- **INSTRUCTIONS FOR THE TASK**
Any image in the records should be left out; output everything else exactly.

- **GIVEN DATA**
┏━━

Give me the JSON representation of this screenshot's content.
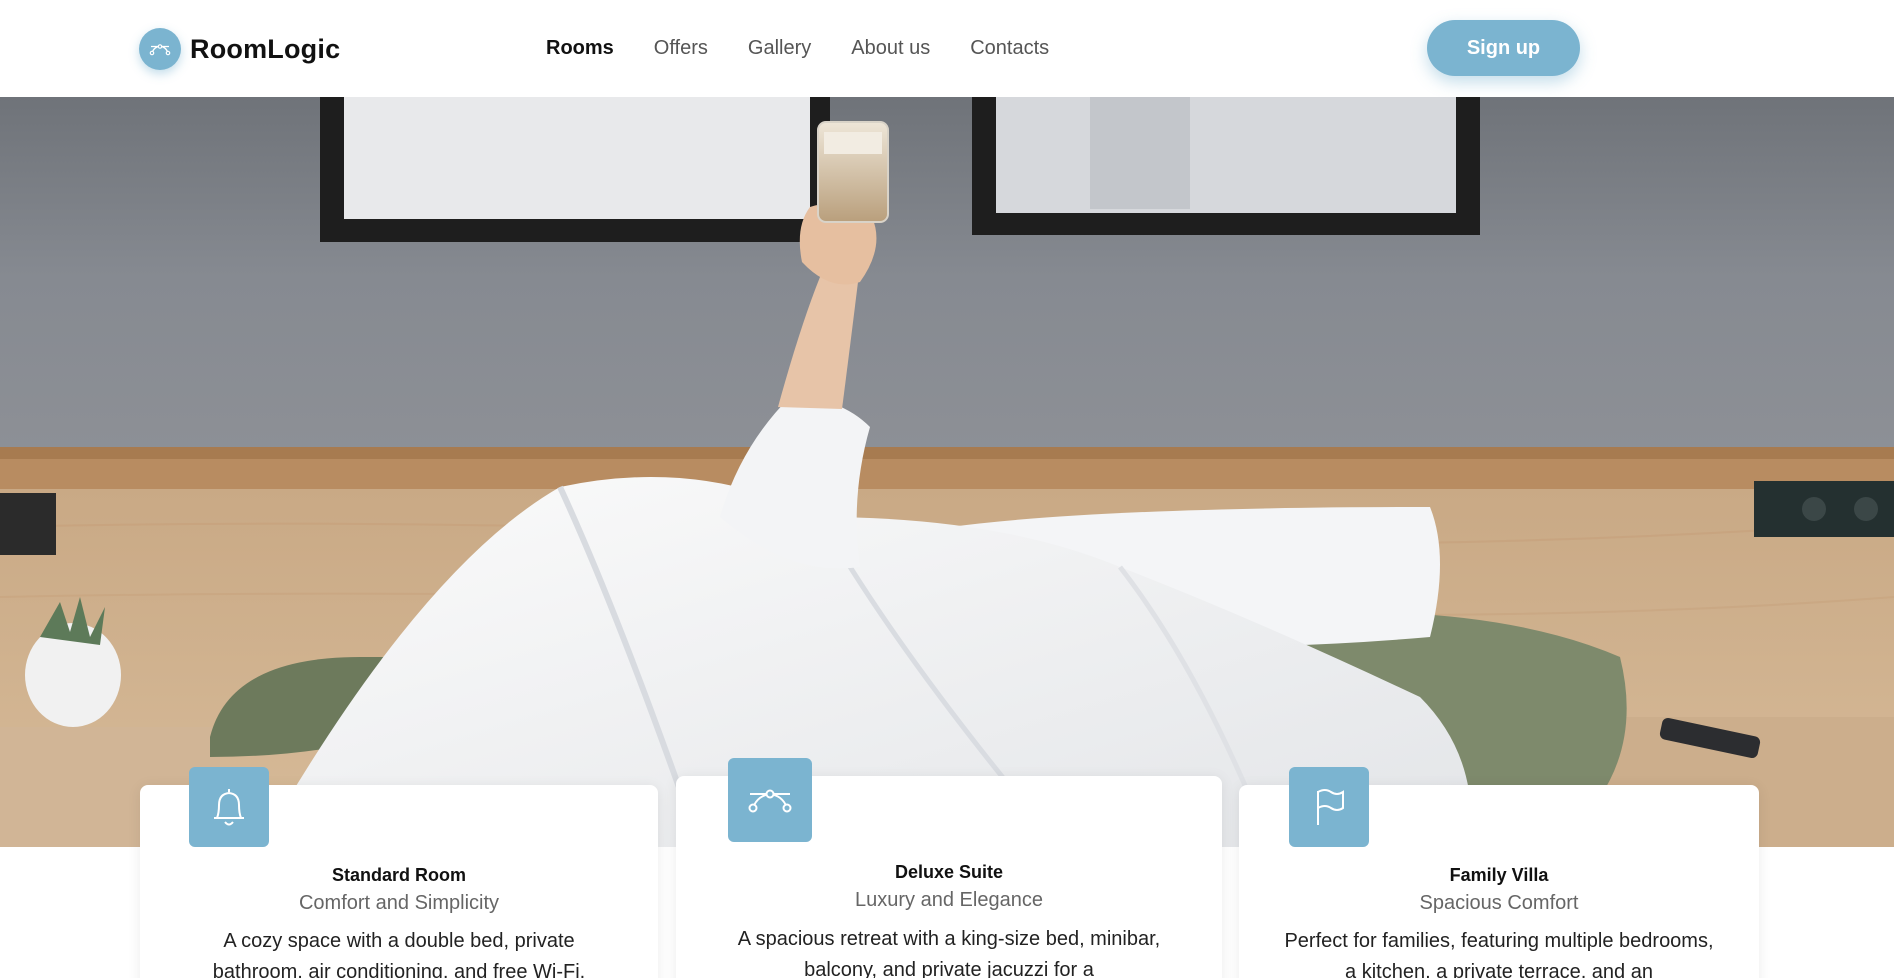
{
  "brand": {
    "name": "RoomLogic",
    "icon": "bezier-curve-icon",
    "accent": "#7bb4d0"
  },
  "nav": {
    "items": [
      {
        "label": "Rooms",
        "active": true
      },
      {
        "label": "Offers",
        "active": false
      },
      {
        "label": "Gallery",
        "active": false
      },
      {
        "label": "About us",
        "active": false
      },
      {
        "label": "Contacts",
        "active": false
      }
    ]
  },
  "header": {
    "signup_label": "Sign up"
  },
  "hero": {
    "image": "hotel-bed-photo"
  },
  "cards": [
    {
      "icon": "bell-icon",
      "title": "Standard Room",
      "subtitle": "Comfort and Simplicity",
      "description": "A cozy space with a double bed, private bathroom, air conditioning, and free Wi-Fi."
    },
    {
      "icon": "bezier-curve-icon",
      "title": "Deluxe Suite",
      "subtitle": "Luxury and Elegance",
      "description": "A spacious retreat with a king-size bed, minibar, balcony, and private jacuzzi for a"
    },
    {
      "icon": "flag-icon",
      "title": "Family Villa",
      "subtitle": "Spacious Comfort",
      "description": "Perfect for families, featuring multiple bedrooms, a kitchen, a private terrace, and an"
    }
  ]
}
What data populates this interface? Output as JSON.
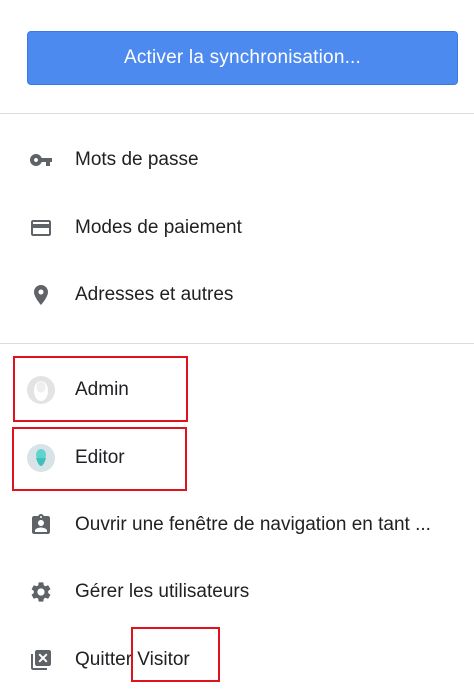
{
  "sync": {
    "label": "Activer la synchronisation..."
  },
  "autofill": {
    "items": [
      {
        "label": "Mots de passe",
        "icon": "key-icon"
      },
      {
        "label": "Modes de paiement",
        "icon": "credit-card-icon"
      },
      {
        "label": "Adresses et autres",
        "icon": "location-pin-icon"
      }
    ]
  },
  "profiles": {
    "items": [
      {
        "label": "Admin",
        "icon": "avatar-grey-icon"
      },
      {
        "label": "Editor",
        "icon": "avatar-teal-icon"
      }
    ]
  },
  "actions": {
    "items": [
      {
        "label": "Ouvrir une fenêtre de navigation en tant ...",
        "icon": "guest-badge-icon"
      },
      {
        "label": "Gérer les utilisateurs",
        "icon": "gear-icon"
      },
      {
        "label": "Quitter Visitor",
        "icon": "close-box-icon"
      }
    ]
  },
  "colors": {
    "accent": "#4d8af0",
    "highlight": "#e0121e",
    "icon": "#5f6368"
  }
}
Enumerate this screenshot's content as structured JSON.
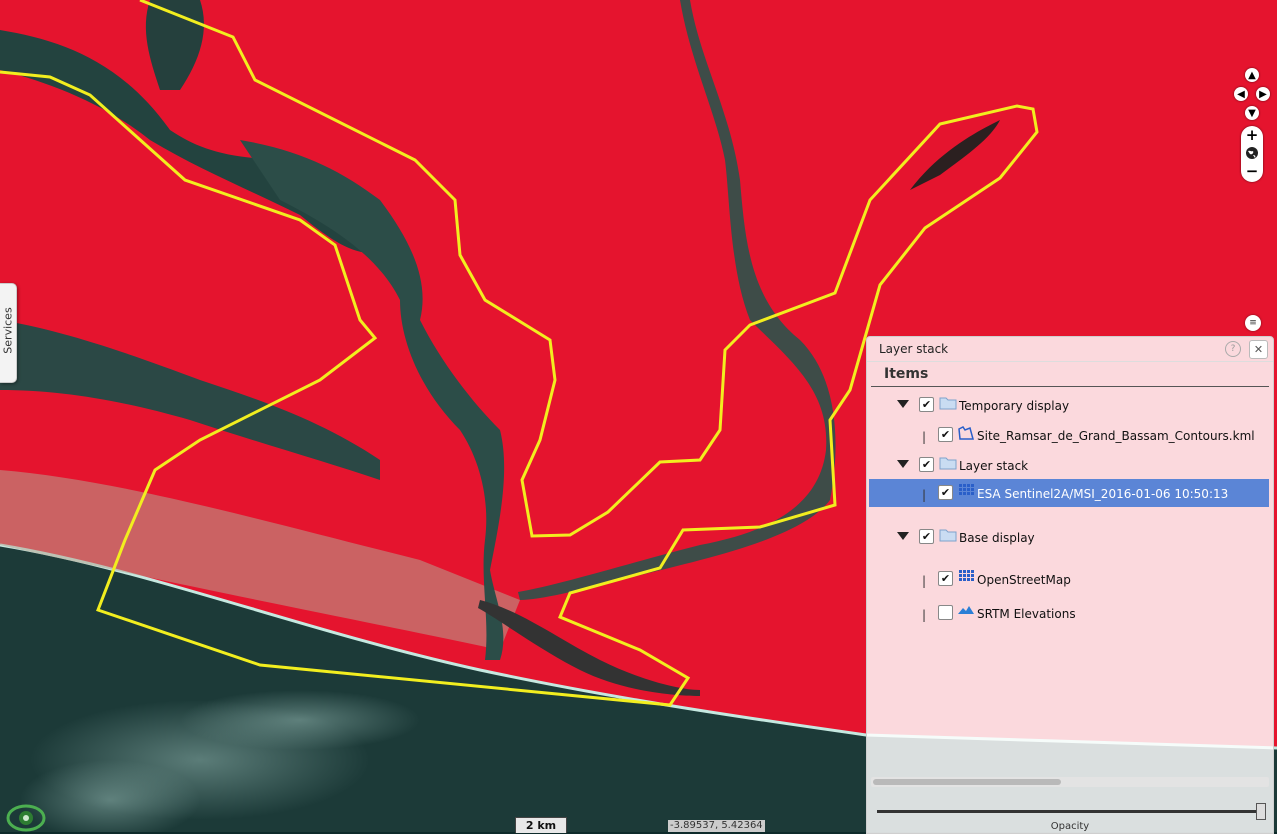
{
  "services_tab": {
    "label": "Services"
  },
  "map": {
    "scale_label": "2 km",
    "coordinates": "-3.89537, 5.42364",
    "colors": {
      "vegetation": "#e8102c",
      "water": "#2a3d3a",
      "ocean": "#1e3b3a",
      "boundary": "#f2ee1f"
    }
  },
  "layer_panel": {
    "title": "Layer stack",
    "items_header": "Items",
    "groups": [
      {
        "label": "Temporary display",
        "children": [
          {
            "label": "Site_Ramsar_de_Grand_Bassam_Contours.kml",
            "icon": "polygon-icon"
          }
        ]
      },
      {
        "label": "Layer stack",
        "children": [
          {
            "label": "ESA Sentinel2A/MSI_2016-01-06 10:50:13",
            "icon": "raster-grid-icon"
          }
        ]
      },
      {
        "label": "Base display",
        "children": [
          {
            "label": "OpenStreetMap",
            "icon": "raster-grid-icon"
          },
          {
            "label": "SRTM Elevations",
            "icon": "elevation-icon"
          }
        ]
      }
    ],
    "opacity_label": "Opacity",
    "opacity_value": 1.0
  }
}
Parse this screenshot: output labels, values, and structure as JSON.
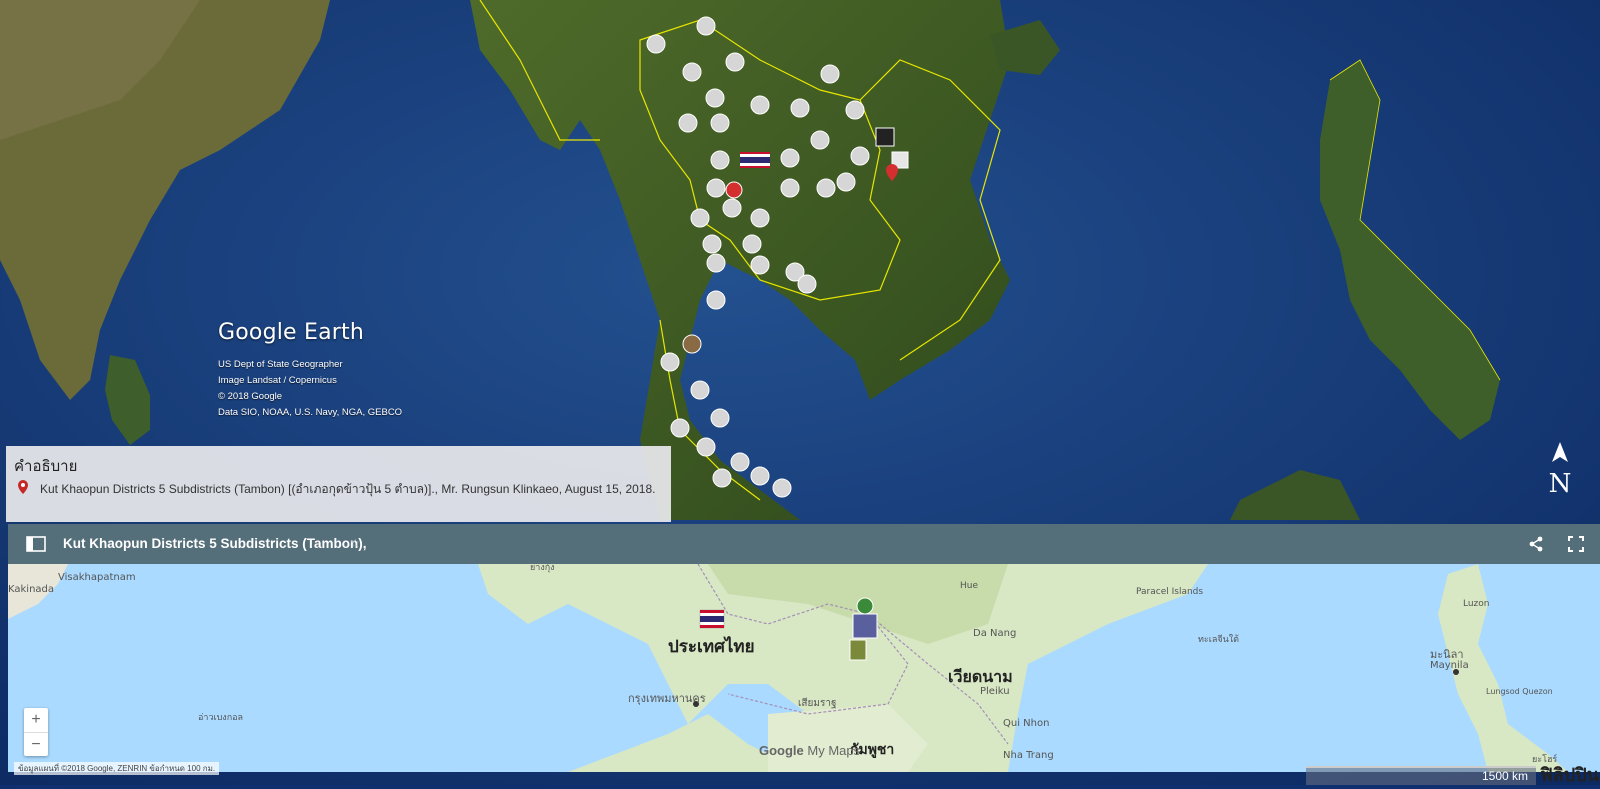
{
  "earth": {
    "logo": "Google Earth",
    "credits": [
      "US Dept of State Geographer",
      "Image Landsat / Copernicus",
      "© 2018 Google",
      "Data SIO, NOAA, U.S. Navy, NGA, GEBCO"
    ],
    "compass": "N"
  },
  "description_panel": {
    "title": "คำอธิบาย",
    "text": "Kut Khaopun Districts 5 Subdistricts (Tambon) [(อำเภอกุดข้าวปุ้น 5 ตำบล)]., Mr. Rungsun Klinkaeo, August 15, 2018."
  },
  "mymaps": {
    "title": "Kut Khaopun Districts 5 Subdistricts (Tambon),",
    "star": "☆",
    "labels": [
      {
        "text": "ประเทศไทย",
        "size": 17
      },
      {
        "text": "เวียดนาม",
        "size": 16
      },
      {
        "text": "กัมพูชา",
        "size": 14
      },
      {
        "text": "กรุงเทพมหานคร",
        "size": 11
      },
      {
        "text": "Visakhapatnam",
        "size": 10
      },
      {
        "text": "Kakinada",
        "size": 10
      },
      {
        "text": "Paracel Islands",
        "size": 9
      },
      {
        "text": "Luzon",
        "size": 9
      },
      {
        "text": "มะนิลา",
        "size": 11
      },
      {
        "text": "Maynila",
        "size": 10
      },
      {
        "text": "Da Nang",
        "size": 10
      },
      {
        "text": "Pleiku",
        "size": 10
      },
      {
        "text": "Qui Nhon",
        "size": 10
      },
      {
        "text": "Nha Trang",
        "size": 10
      },
      {
        "text": "Hue",
        "size": 9
      },
      {
        "text": "เสียมราฐ",
        "size": 10
      },
      {
        "text": "ทะเลจีนใต้",
        "size": 9
      },
      {
        "text": "อ่าวเบงกอล",
        "size": 9
      },
      {
        "text": "ย่างกุ้ง",
        "size": 9
      },
      {
        "text": "ยะโฮร์",
        "size": 9
      },
      {
        "text": "Lungsod Quezon",
        "size": 8
      }
    ],
    "zoom_in": "+",
    "zoom_out": "−",
    "attribution": "ข้อมูลแผนที่ ©2018 Google, ZENRIN   ข้อกำหนด   100 กม.",
    "google": "Google",
    "mymaps_label": "My Maps",
    "scale": "1500 km",
    "philippines": "ฟิลิปปิน"
  },
  "colors": {
    "header": "#546e7a",
    "sea_light": "#aadaff",
    "land": "#d8e7c4",
    "border_yellow": "#e6e600",
    "pin_red": "#d32f2f"
  }
}
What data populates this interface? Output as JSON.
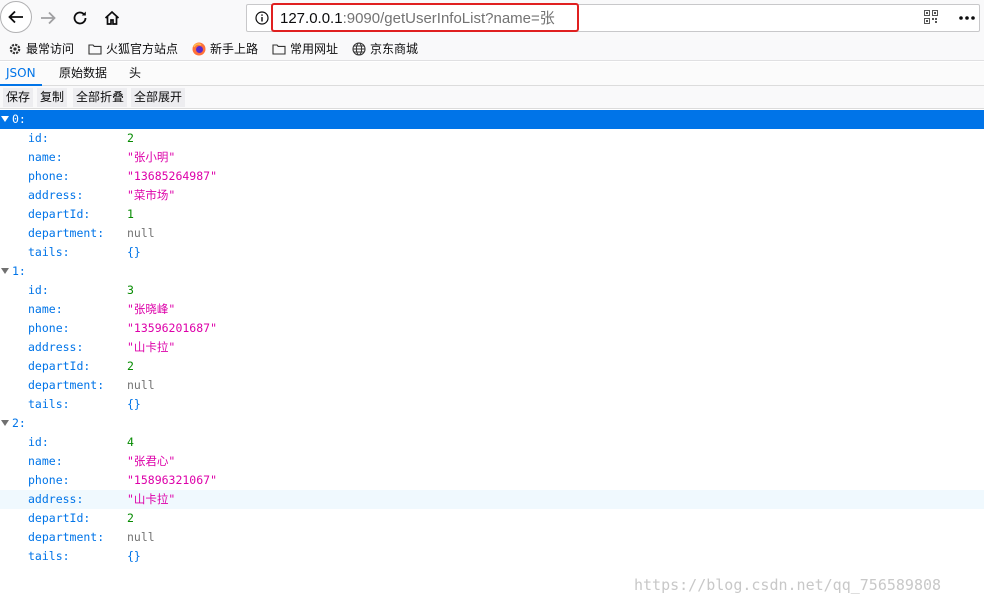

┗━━

- **SOLVED EXERCISE**
Give me the JSON representation of this screenshot's content.
{
  "brand": {
    "name": "RoomLogic",
    "icon": "bezier-curve-icon",
    "accent": "#7bb4d0"
  },
  "nav": {
    "items": [
      {
        "label": "Rooms",
        "active": true
      },
      {
        "label": "Offers",
        "active": false
      },
      {
        "label": "Gallery",
        "active": false
      },
      {
        "label": "About us",
        "active": false
      },
      {
        "label": "Contacts",
        "active": false
      }
    ]
  },
  "header": {
    "signup_label": "Sign up"
  },
  "hero": {
    "image": "hotel-bed-photo"
  },
  "cards": [
    {
      "icon": "bell-icon",
      "title": "Standard Room",
      "subtitle": "Comfort and Simplicity",
      "description": "A cozy space with a double bed, private bathroom, air conditioning, and free Wi-Fi."
    },
    {
      "icon": "bezier-curve-icon",
      "title": "Deluxe Suite",
      "subtitle": "Luxury and Elegance",
      "description": "A spacious retreat with a king-size bed, minibar, balcony, and private jacuzzi for a"
    },
    {
      "icon": "flag-icon",
      "title": "Family Villa",
      "subtitle": "Spacious Comfort",
      "description": "Perfect for families, featuring multiple bedrooms, a kitchen, a private terrace, and an"
    }
  ]
}
What data populates this interface? Output as JSON.
{
  "sync": {
    "label": "Activer la synchronisation..."
  },
  "autofill": {
    "items": [
      {
        "label": "Mots de passe",
        "icon": "key-icon"
      },
      {
        "label": "Modes de paiement",
        "icon": "credit-card-icon"
      },
      {
        "label": "Adresses et autres",
        "icon": "location-pin-icon"
      }
    ]
  },
  "profiles": {
    "items": [
      {
        "label": "Admin",
        "icon": "avatar-grey-icon"
      },
      {
        "label": "Editor",
        "icon": "avatar-teal-icon"
      }
    ]
  },
  "actions": {
    "items": [
      {
        "label": "Ouvrir une fenêtre de navigation en tant ...",
        "icon": "guest-badge-icon"
      },
      {
        "label": "Gérer les utilisateurs",
        "icon": "gear-icon"
      },
      {
        "label": "Quitter Visitor",
        "icon": "close-box-icon"
      }
    ]
  },
  "colors": {
    "accent": "#4d8af0",
    "highlight": "#e0121e",
    "icon": "#5f6368"
  }
}
Enumerate this screenshot's content as structured JSON.
{
  "services_tab": {
    "label": "Services"
  },
  "map": {
    "scale_label": "2 km",
    "coordinates": "-3.89537, 5.42364",
    "colors": {
      "vegetation": "#e8102c",
      "water": "#2a3d3a",
      "ocean": "#1e3b3a",
      "boundary": "#f2ee1f"
    }
  },
  "layer_panel": {
    "title": "Layer stack",
    "items_header": "Items",
    "groups": [
      {
        "label": "Temporary display",
        "children": [
          {
            "label": "Site_Ramsar_de_Grand_Bassam_Contours.kml",
            "icon": "polygon-icon"
          }
        ]
      },
      {
        "label": "Layer stack",
        "children": [
          {
            "label": "ESA Sentinel2A/MSI_2016-01-06 10:50:13",
            "icon": "raster-grid-icon"
          }
        ]
      },
      {
        "label": "Base display",
        "children": [
          {
            "label": "OpenStreetMap",
            "icon": "raster-grid-icon"
          },
          {
            "label": "SRTM Elevations",
            "icon": "elevation-icon"
          }
        ]
      }
    ],
    "opacity_label": "Opacity",
    "opacity_value": 1.0
  }
}
Parse this screenshot: output labels, values, and structure as JSON.
{
  "earth": {
    "logo": "Google Earth",
    "credits": [
      "US Dept of State Geographer",
      "Image Landsat / Copernicus",
      "© 2018 Google",
      "Data SIO, NOAA, U.S. Navy, NGA, GEBCO"
    ],
    "compass": "N"
  },
  "description_panel": {
    "title": "คำอธิบาย",
    "text": "Kut Khaopun Districts 5 Subdistricts (Tambon) [(อำเภอกุดข้าวปุ้น 5 ตำบล)]., Mr. Rungsun Klinkaeo, August 15, 2018."
  },
  "mymaps": {
    "title": "Kut Khaopun Districts 5 Subdistricts (Tambon),",
    "star": "☆",
    "labels": [
      {
        "text": "ประเทศไทย",
        "size": 17
      },
      {
        "text": "เวียดนาม",
        "size": 16
      },
      {
        "text": "กัมพูชา",
        "size": 14
      },
      {
        "text": "กรุงเทพมหานคร",
        "size": 11
      },
      {
        "text": "Visakhapatnam",
        "size": 10
      },
      {
        "text": "Kakinada",
        "size": 10
      },
      {
        "text": "Paracel Islands",
        "size": 9
      },
      {
        "text": "Luzon",
        "size": 9
      },
      {
        "text": "มะนิลา",
        "size": 11
      },
      {
        "text": "Maynila",
        "size": 10
      },
      {
        "text": "Da Nang",
        "size": 10
      },
      {
        "text": "Pleiku",
        "size": 10
      },
      {
        "text": "Qui Nhon",
        "size": 10
      },
      {
        "text": "Nha Trang",
        "size": 10
      },
      {
        "text": "Hue",
        "size": 9
      },
      {
        "text": "เสียมราฐ",
        "size": 10
      },
      {
        "text": "ทะเลจีนใต้",
        "size": 9
      },
      {
        "text": "อ่าวเบงกอล",
        "size": 9
      },
      {
        "text": "ย่างกุ้ง",
        "size": 9
      },
      {
        "text": "ยะโฮร์",
        "size": 9
      },
      {
        "text": "Lungsod Quezon",
        "size": 8
      }
    ],
    "zoom_in": "+",
    "zoom_out": "−",
    "attribution": "ข้อมูลแผนที่ ©2018 Google, ZENRIN   ข้อกำหนด   100 กม.",
    "google": "Google",
    "mymaps_label": "My Maps",
    "scale": "1500 km",
    "philippines": "ฟิลิปปิน"
  },
  "colors": {
    "header": "#546e7a",
    "sea_light": "#aadaff",
    "land": "#d8e7c4",
    "border_yellow": "#e6e600",
    "pin_red": "#d32f2f"
  }
}
What data populates this interface? Output as JSON.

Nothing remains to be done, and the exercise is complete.